Input data:
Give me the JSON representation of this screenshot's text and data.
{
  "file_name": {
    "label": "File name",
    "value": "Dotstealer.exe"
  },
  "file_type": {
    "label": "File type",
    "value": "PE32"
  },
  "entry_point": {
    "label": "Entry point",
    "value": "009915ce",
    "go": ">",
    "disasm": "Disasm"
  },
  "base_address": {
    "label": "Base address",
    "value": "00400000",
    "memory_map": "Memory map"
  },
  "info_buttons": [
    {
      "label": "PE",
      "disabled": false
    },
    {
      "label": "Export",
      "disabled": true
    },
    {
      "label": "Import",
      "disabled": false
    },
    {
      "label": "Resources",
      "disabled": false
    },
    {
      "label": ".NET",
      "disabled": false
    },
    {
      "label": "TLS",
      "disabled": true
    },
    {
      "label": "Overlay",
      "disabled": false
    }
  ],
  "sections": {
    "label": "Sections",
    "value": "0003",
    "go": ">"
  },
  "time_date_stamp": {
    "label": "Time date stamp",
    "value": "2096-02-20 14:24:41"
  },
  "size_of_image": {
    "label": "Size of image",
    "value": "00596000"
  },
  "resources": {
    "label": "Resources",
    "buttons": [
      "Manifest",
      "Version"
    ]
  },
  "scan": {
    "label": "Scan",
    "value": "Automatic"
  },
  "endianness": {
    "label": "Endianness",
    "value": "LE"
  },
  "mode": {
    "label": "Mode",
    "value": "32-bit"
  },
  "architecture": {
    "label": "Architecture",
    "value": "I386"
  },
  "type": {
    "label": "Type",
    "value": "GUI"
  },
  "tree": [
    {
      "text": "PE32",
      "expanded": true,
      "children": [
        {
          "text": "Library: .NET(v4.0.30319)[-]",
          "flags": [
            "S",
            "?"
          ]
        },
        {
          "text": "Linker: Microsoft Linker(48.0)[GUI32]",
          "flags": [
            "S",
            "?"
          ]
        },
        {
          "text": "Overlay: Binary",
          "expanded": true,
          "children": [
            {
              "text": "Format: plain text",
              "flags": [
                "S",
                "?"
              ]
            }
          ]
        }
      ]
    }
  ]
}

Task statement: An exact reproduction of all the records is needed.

Solution:
Give me the JSON representation of this screenshot's text and data.
{
  "file_name": {
    "label": "File name",
    "value": "Dotstealer.exe"
  },
  "file_type": {
    "label": "File type",
    "value": "PE32"
  },
  "entry_point": {
    "label": "Entry point",
    "value": "009915ce",
    "go": ">",
    "disasm": "Disasm"
  },
  "base_address": {
    "label": "Base address",
    "value": "00400000",
    "memory_map": "Memory map"
  },
  "info_buttons": [
    {
      "label": "PE",
      "disabled": false
    },
    {
      "label": "Export",
      "disabled": true
    },
    {
      "label": "Import",
      "disabled": false
    },
    {
      "label": "Resources",
      "disabled": false
    },
    {
      "label": ".NET",
      "disabled": false
    },
    {
      "label": "TLS",
      "disabled": true
    },
    {
      "label": "Overlay",
      "disabled": false
    }
  ],
  "sections": {
    "label": "Sections",
    "value": "0003",
    "go": ">"
  },
  "time_date_stamp": {
    "label": "Time date stamp",
    "value": "2096-02-20 14:24:41"
  },
  "size_of_image": {
    "label": "Size of image",
    "value": "00596000"
  },
  "resources": {
    "label": "Resources",
    "buttons": [
      "Manifest",
      "Version"
    ]
  },
  "scan": {
    "label": "Scan",
    "value": "Automatic"
  },
  "endianness": {
    "label": "Endianness",
    "value": "LE"
  },
  "mode": {
    "label": "Mode",
    "value": "32-bit"
  },
  "architecture": {
    "label": "Architecture",
    "value": "I386"
  },
  "type": {
    "label": "Type",
    "value": "GUI"
  },
  "tree": [
    {
      "text": "PE32",
      "expanded": true,
      "children": [
        {
          "text": "Library: .NET(v4.0.30319)[-]",
          "flags": [
            "S",
            "?"
          ]
        },
        {
          "text": "Linker: Microsoft Linker(48.0)[GUI32]",
          "flags": [
            "S",
            "?"
          ]
        },
        {
          "text": "Overlay: Binary",
          "expanded": true,
          "children": [
            {
              "text": "Format: plain text",
              "flags": [
                "S",
                "?"
              ]
            }
          ]
        }
      ]
    }
  ]
}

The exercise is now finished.